“I just kicked the ball as hard as I could and it went in. I didn’t mean it, end of story.

“But if I’m going to be honest with you, when I was growing up, I was never a centre-back. I always played attacking mid or forward, left mid, and as soon as I went to the national team, they kind of changed me or shifted me into the centre-back role.

“So as I grew up playing in college, I kind of still had that attacking mindset, you know, and I wanna score goals!

“I love shooting the ball so no matter if it’s 10, 20, 30, 40 yards, I’m going to do it. Definitely got lucky a few times.”

Scarpelli describes the chance to play in Australia as “a dream come true”, part of her ambition to see as much of the world as possible – and, ultimately, to document her travels.

“I never thought I would play in Portugal of all countries, you know, and it was a beautiful country and the culture was amazing,” she says. “I met so many great people and learned a little bit of Portuguese even though it was quite difficult.

“But now I’m going to Australia, which is like a dream come true. Not many people get to say, from America at least, that they get to live and play professional soccer in Australia.

“Since I was young, I’ve always said that I want to write a book and people… well, they wouldn’t laugh at me but they would be like, oh, ok, that’s weird.

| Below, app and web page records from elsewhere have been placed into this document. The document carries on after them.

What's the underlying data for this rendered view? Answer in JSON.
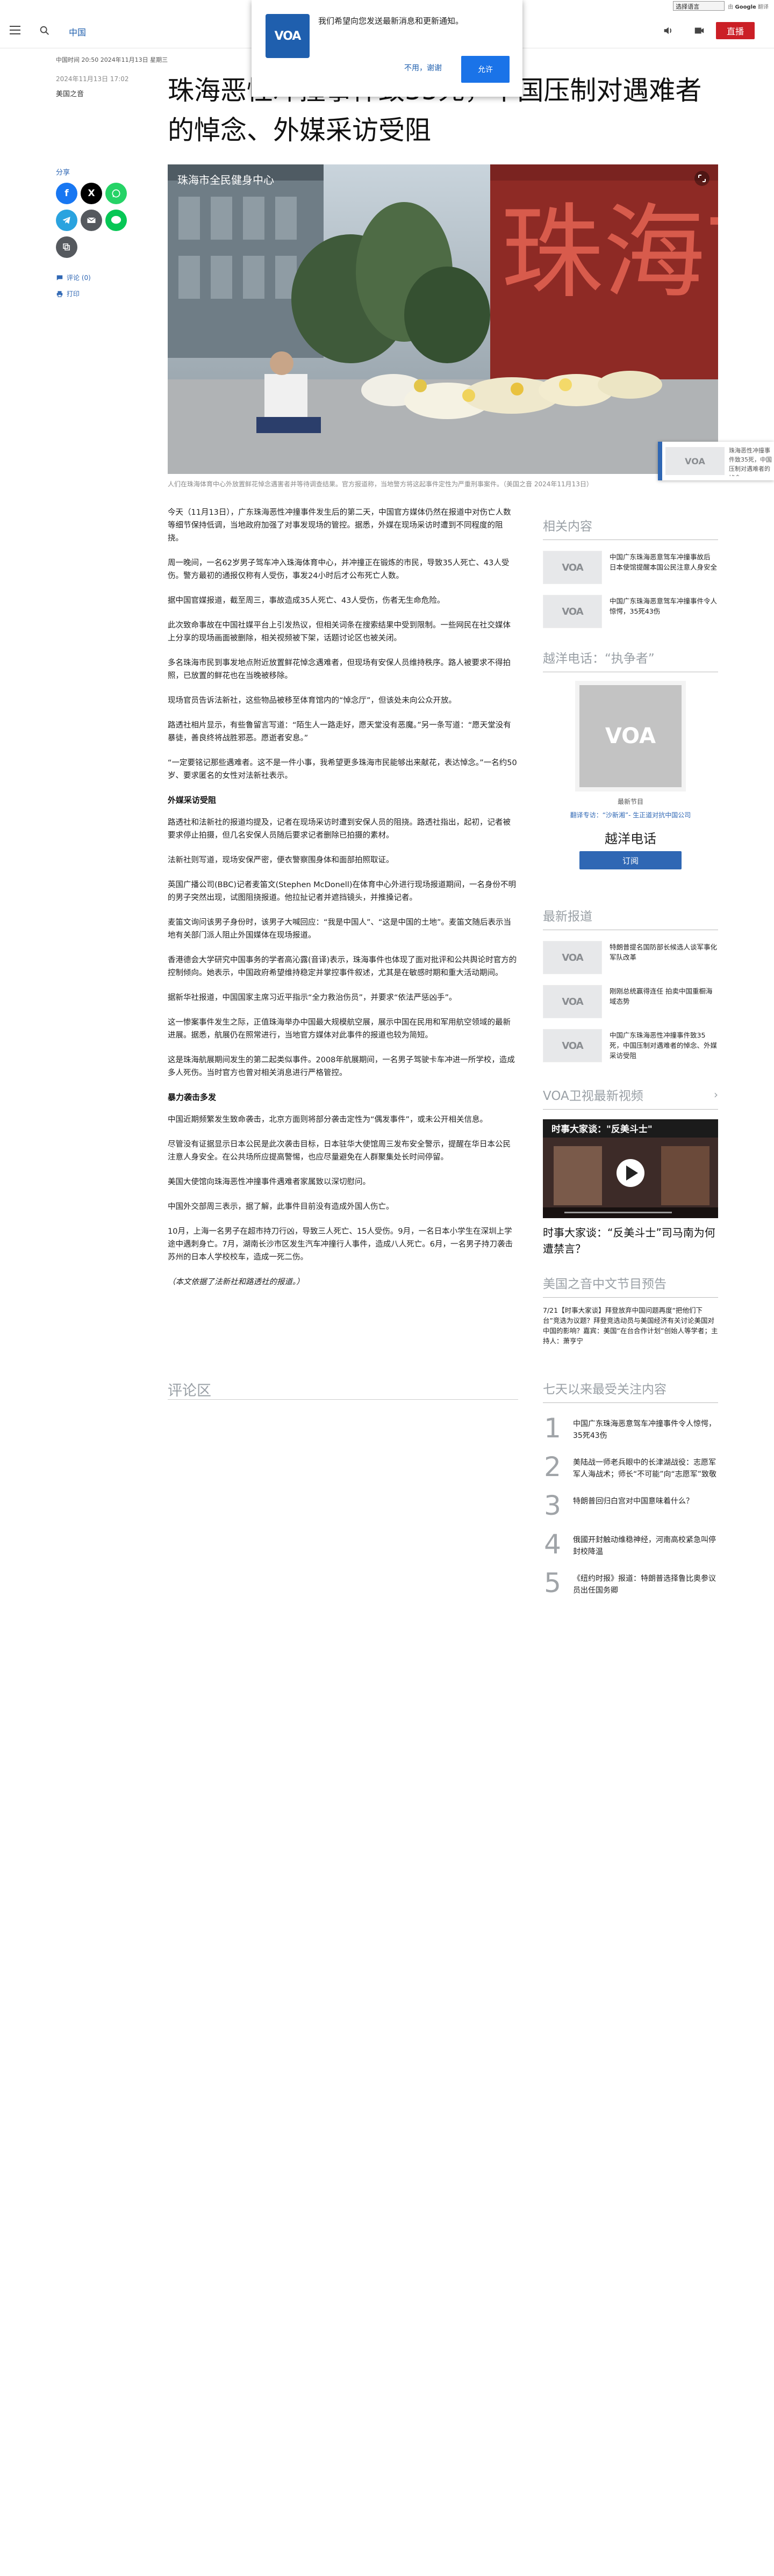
{
  "translate": {
    "select_label": "选择语言",
    "powered": "由",
    "brand": "翻译"
  },
  "header": {
    "section": "中国",
    "live_label": "直播"
  },
  "notification": {
    "message": "我们希望向您发送最新消息和更新通知。",
    "cancel": "不用，谢谢",
    "allow": "允许",
    "logo": "VOA"
  },
  "article": {
    "meta_dates": "中国时间 20:50 2024年11月13日 星期三",
    "publish_date": "2024年11月13日 17:02",
    "author": "美国之音",
    "headline": "珠海恶性冲撞事件致35死，中国压制对遇难者的悼念、外媒采访受阻",
    "caption": "人们在珠海体育中心外放置鲜花悼念遇害者并等待调查结果。官方报道称，当地警方将这起事件定性为严重刑事案件。（美国之音 2024年11月13日）",
    "hero_overlay": "珠海市全民健身中心",
    "sign_text": "珠海市",
    "paragraphs": [
      "今天（11月13日），广东珠海恶性冲撞事件发生后的第二天，中国官方媒体仍然在报道中对伤亡人数等细节保持低调，当地政府加强了对事发现场的管控。据悉，外媒在现场采访时遭到不同程度的阻挠。",
      "周一晚间，一名62岁男子驾车冲入珠海体育中心，并冲撞正在锻炼的市民，导致35人死亡、43人受伤。警方最初的通报仅称有人受伤，事发24小时后才公布死亡人数。",
      "据中国官媒报道，截至周三，事故造成35人死亡、43人受伤，伤者无生命危险。",
      "此次致命事故在中国社媒平台上引发热议，但相关词条在搜索结果中受到限制。一些网民在社交媒体上分享的现场画面被删除，相关视频被下架，话题讨论区也被关闭。",
      "多名珠海市民到事发地点附近放置鲜花悼念遇难者，但现场有安保人员维持秩序。路人被要求不得拍照，已放置的鲜花也在当晚被移除。",
      "现场官员告诉法新社，这些物品被移至体育馆内的“悼念厅”，但该处未向公众开放。",
      "路透社相片显示，有些鲁留言写道：“陌生人一路走好，愿天堂没有恶魔。”另一条写道：“愿天堂没有暴徒，善良终将战胜邪恶。愿逝者安息。”",
      "“一定要铭记那些遇难者。这不是一件小事，我希望更多珠海市民能够出来献花，表达悼念。”一名约50岁、要求匿名的女性对法新社表示。",
      "路透社和法新社的报道均提及，记者在现场采访时遭到安保人员的阻挠。路透社指出，起初，记者被要求停止拍摄，但几名安保人员随后要求记者删除已拍摄的素材。",
      "法新社则写道，现场安保严密，便衣警察围身体和面部拍照取证。",
      "英国广播公司(BBC)记者麦笛文(Stephen McDonell)在体育中心外进行现场报道期间，一名身份不明的男子突然出现，试图阻挠报道。他拉扯记者并遮挡镜头，并推搡记者。",
      "麦笛文询问该男子身份时，该男子大喊回应：“我是中国人”、“这是中国的土地”。麦笛文随后表示当地有关部门派人阻止外国媒体在现场报道。",
      "香港德会大学研究中国事务的学者高沁露(音译)表示，珠海事件也体现了面对批评和公共舆论时官方的控制倾向。她表示，中国政府希望维持稳定并掌控事件叙述，尤其是在敏感时期和重大活动期间。",
      "据新华社报道，中国国家主席习近平指示“全力救治伤员”，并要求“依法严惩凶手”。",
      "这一惨案事件发生之际，正值珠海举办中国最大规模航空展，展示中国在民用和军用航空领域的最新进展。据悉，航展仍在照常进行，当地官方媒体对此事件的报道也较为简短。",
      "这是珠海航展期间发生的第二起类似事件。2008年航展期间，一名男子驾驶卡车冲进一所学校，造成多人死伤。当时官方也曾对相关消息进行严格管控。"
    ],
    "subhead": "外媒采访受阻",
    "subhead2": "暴力袭击多发",
    "paragraphs2": [
      "中国近期频繁发生致命袭击，北京方面则将部分袭击定性为“偶发事件”，或未公开相关信息。",
      "尽管没有证据显示日本公民是此次袭击目标，日本驻华大使馆周三发布安全警示，提醒在华日本公民注意人身安全。在公共场所应提高警惕，也应尽量避免在人群聚集处长时间停留。",
      "美国大使馆向珠海恶性冲撞事件遇难者家属致以深切慰问。",
      "中国外交部周三表示，据了解，此事件目前没有造成外国人伤亡。",
      "10月，上海一名男子在超市持刀行凶，导致三人死亡、15人受伤。9月，一名日本小学生在深圳上学途中遇刺身亡。7月，湖南长沙市区发生汽车冲撞行人事件，造成八人死亡。6月，一名男子持刀袭击苏州的日本人学校校车，造成一死二伤。",
      "（本文依据了法新社和路透社的报道。）"
    ],
    "comments_title": "评论区"
  },
  "share": {
    "label": "分享",
    "comments_link": "评论 (0)",
    "print_link": "打印"
  },
  "sidebar": {
    "related_title": "相关内容",
    "related": [
      {
        "title": "中国广东珠海恶意驾车冲撞事故后 日本使馆提醒本国公民注意人身安全"
      },
      {
        "title": "中国广东珠海恶意驾车冲撞事件令人惊愕，35死43伤"
      }
    ],
    "podcast_title": "越洋电话：“执争者”",
    "podcast_caption": "最新节目",
    "podcast_sub": "翻译专访：“沙新湘”- 生正道对抗中国公司",
    "podcast_name": "越洋电话",
    "podcast_button": "订阅",
    "latest_title": "最新报道",
    "latest": [
      {
        "title": "特朗普提名国防部长候选人谈军事化军队改革"
      },
      {
        "title": "刚刚总统赢得连任 拍卖中国重橱海域态势"
      },
      {
        "title": "中国广东珠海恶性冲撞事件致35死，中国压制对遇难者的悼念、外媒采访受阻"
      }
    ],
    "video_title": "VOA卫视最新视频",
    "video_banner": "时事大家谈：\"反美斗士\"",
    "video_caption": "时事大家谈：“反美斗士”司马南为何遭禁言？",
    "preview_title": "美国之音中文节目预告",
    "preview_text": "7/21【时事大家谈】拜登放弃中国问题再度“把他们下台”竞选为议题？拜登竞选动员与美国经济有关讨论美国对中国的影响？嘉宾：美国“在台合作计划”创始人等学者；主持人：萧亨宁",
    "popular_title": "七天以来最受关注内容",
    "popular": [
      {
        "rank": "1",
        "title": "中国广东珠海恶意驾车冲撞事件令人惊愕，35死43伤"
      },
      {
        "rank": "2",
        "title": "美陆战一师老兵眼中的长津湖战役：志愿军军人海战术；师长“不可能”向“志愿军”致敬"
      },
      {
        "rank": "3",
        "title": "特朗普回归白宫对中国意味着什么？"
      },
      {
        "rank": "4",
        "title": "俄國开封触动维稳神经，河南高校紧急叫停封校降温"
      },
      {
        "rank": "5",
        "title": "《纽约时报》报道：特朗普选择鲁比奥参议员出任国务卿"
      }
    ]
  },
  "sticky": {
    "text": "珠海恶性冲撞事件致35死，中国压制对遇难者的悼念"
  },
  "colors": {
    "brand_blue": "#1f5fae",
    "live_red": "#cb1f26",
    "link_blue": "#2f67b4"
  }
}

“I’m not a journalist, I’m not a writer, I’m not anything in that way. But I’ve always loved to journal and I’ve started a blog. I think one day in the future, writing my own book would be amazing.”